Credit cards are a useful tool for building up your credit history but if you're not diligent about paying them off every month your balance may quickly add up. Digging your way out of the mess can be challenging but if you've got some cash set aside, it may make sense to use savings to pay off credit card debt.
It seems like a contradiction to have money in the bank and still be making payments on credit cards each month but that's the position many people find themselves in. If you're in this group, deciding whether to use the money in your account to banish your debt once and for all may be a difficult choice. Whether or not you should pull the trigger ultimately comes down to what your larger financial picture looks like.
Weigh Your Options
If you're on the fence about whether to use savings to pay down credit card debt, the first thing to consider is how much you owe versus how much cash you've got squirreled away. Parting with the money is likely to be easier if you'll still have a fairly decent cushion once the debt is paid off. When your balances are roughly equal the amount you've got in savings, making a move suddenly seems a lot more risky.
On the other hand, it also helps to think about how being in debt makes you feel. For some people, the thought of having credit cards hanging over their heads is enough to cause plenty of sleepless nights. Wiping it out at one go can bring a much-needed sense of relief that surpasses any misgivings you might have about being temporarily cash-poor.
Break Down the Interest
Interest rates on savings accounts are pretty dismal these days, although you may be able to get better return by opening a high-yield account online. Earning even a small amount of interest is better than nothing but the odds are good that the amount of interest you're paying to the credit card company is much higher. Calculating how much the debt is actually costing you offers a sobering perspective on the situation.
Let's say, for example, that you owe $5,000 to a credit card with an interest rate of 10 percent, which is fairly modest as far as rates go. If you pay $200 a month towards the debt, it would take you almost 2 1/2 years to bring the balance to zero and you'd pay over $600 in interest. Now, let's say you have that same $5,000 in a savings account earning an interest rate of 1 percent. Over that same time frame, you'd earn roughly $100 in interest. When you look at it that way, it's easy to see how much you'd be saving by just paying off the debt. Take a look at the chart below. It will help explain the percentage of monthly credit card payments toward interest.

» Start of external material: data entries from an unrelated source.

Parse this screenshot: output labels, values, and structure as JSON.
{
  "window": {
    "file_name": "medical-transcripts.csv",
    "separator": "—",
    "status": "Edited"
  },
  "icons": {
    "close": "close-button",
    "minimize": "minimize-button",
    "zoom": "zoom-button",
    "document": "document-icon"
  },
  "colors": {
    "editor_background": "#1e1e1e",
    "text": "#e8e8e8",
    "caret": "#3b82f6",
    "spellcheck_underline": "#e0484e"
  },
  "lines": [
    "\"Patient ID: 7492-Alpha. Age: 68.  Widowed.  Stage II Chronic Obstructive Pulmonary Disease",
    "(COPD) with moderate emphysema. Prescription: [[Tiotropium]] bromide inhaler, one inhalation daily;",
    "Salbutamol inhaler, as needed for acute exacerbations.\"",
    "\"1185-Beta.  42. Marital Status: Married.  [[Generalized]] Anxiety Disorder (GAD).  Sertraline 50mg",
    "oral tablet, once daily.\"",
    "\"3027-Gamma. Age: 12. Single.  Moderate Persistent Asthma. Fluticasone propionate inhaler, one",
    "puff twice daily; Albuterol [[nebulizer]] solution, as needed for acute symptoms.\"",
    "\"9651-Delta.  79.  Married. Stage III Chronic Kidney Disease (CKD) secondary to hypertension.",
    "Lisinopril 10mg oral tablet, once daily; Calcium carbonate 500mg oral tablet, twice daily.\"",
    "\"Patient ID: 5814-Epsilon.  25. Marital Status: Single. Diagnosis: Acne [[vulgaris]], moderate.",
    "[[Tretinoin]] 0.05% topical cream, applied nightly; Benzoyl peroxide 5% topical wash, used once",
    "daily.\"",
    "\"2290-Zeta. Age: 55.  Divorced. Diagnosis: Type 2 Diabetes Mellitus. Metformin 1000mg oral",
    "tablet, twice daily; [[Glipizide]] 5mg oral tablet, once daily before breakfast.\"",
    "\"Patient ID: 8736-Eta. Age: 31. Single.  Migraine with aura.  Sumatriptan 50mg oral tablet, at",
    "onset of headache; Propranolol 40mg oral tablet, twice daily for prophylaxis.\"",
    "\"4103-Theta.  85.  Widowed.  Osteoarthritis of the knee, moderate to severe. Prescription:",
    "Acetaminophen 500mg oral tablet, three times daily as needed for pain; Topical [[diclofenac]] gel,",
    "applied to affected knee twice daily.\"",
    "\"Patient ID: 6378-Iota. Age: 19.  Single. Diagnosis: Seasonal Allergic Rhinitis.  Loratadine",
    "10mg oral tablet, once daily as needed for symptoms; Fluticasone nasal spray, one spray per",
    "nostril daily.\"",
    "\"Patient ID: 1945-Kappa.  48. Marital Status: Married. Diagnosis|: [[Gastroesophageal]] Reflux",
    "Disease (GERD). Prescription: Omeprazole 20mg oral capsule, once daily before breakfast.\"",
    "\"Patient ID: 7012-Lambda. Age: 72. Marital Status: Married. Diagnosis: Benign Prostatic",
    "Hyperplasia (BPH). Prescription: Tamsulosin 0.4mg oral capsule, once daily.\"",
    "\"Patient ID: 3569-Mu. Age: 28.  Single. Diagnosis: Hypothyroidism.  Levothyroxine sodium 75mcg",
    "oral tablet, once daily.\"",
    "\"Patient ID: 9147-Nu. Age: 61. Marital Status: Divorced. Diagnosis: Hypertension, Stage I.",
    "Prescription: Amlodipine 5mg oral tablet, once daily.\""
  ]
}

Rebuild Your Reserves
Another thing you should think about before you use savings to pay off credit card debt is how long it would take for you to replenish your account. If you're paying out several hundred dollars a month just for the minimums, freeing up that money should make bulking up your savings again a much faster process.
It's also wise to consider your income situation. If you're expecting it to go up in the near future, that's a big bonus, as far your savings go. On the other hand, if it took you a while to build up your account based on what you're currently making and paying off the debt wouldn't put a ton of extra money back in your budget, you may be better off taking a different approach.
Alternative Ways of Paying off That Debt
If you need some breathing room but you're not quite ready to part with a big chunk of your savings, there are some ways to make paying down the debt a little less expensive. Transferring your balances to a card with a zero percent interest rate, for example, can help you make a bigger dent in what you owe. Just be sure that you read the fine print so you know how long the introductory rate lasts before the regular APR kicks in.
Another option is to simply step up your payoff efforts by throwing every extra penny available at the debt. Selling things you no longer use, picking up a part-time job or starting a side hustle are all ways to bring in a few more dollars that you can use to chip away at your balance.
When You Shouldn't Use Your Savings
There are some situations where it's actually not to your advantage to use savings to pay off credit card debt. For instance, if you don't have a decent emergency fund in place, then using what cash you do have can actually work against you. If an unexpected expense pops up, your only choice may be to use a credit card to cover it and you're once again back in debt with nothing in the bank.
Paying off debts over time versus a lump sum also makes sense if you're self-employed or freelance and your income fluctuates from month to month or you're worried about how stable your job is. Being debt free is a great feeling but it can easily be overshadowed if you suddenly find yourself scrambling to make ends meet because you got laid off or lost your biggest client.
In the end, finding a way to strike a balance between saving money and paying down debt is be the best solution. Trying to do both at the same time may mean that you're not making progress as quickly as you'd like but you're also not having to sacrifice either of your goals.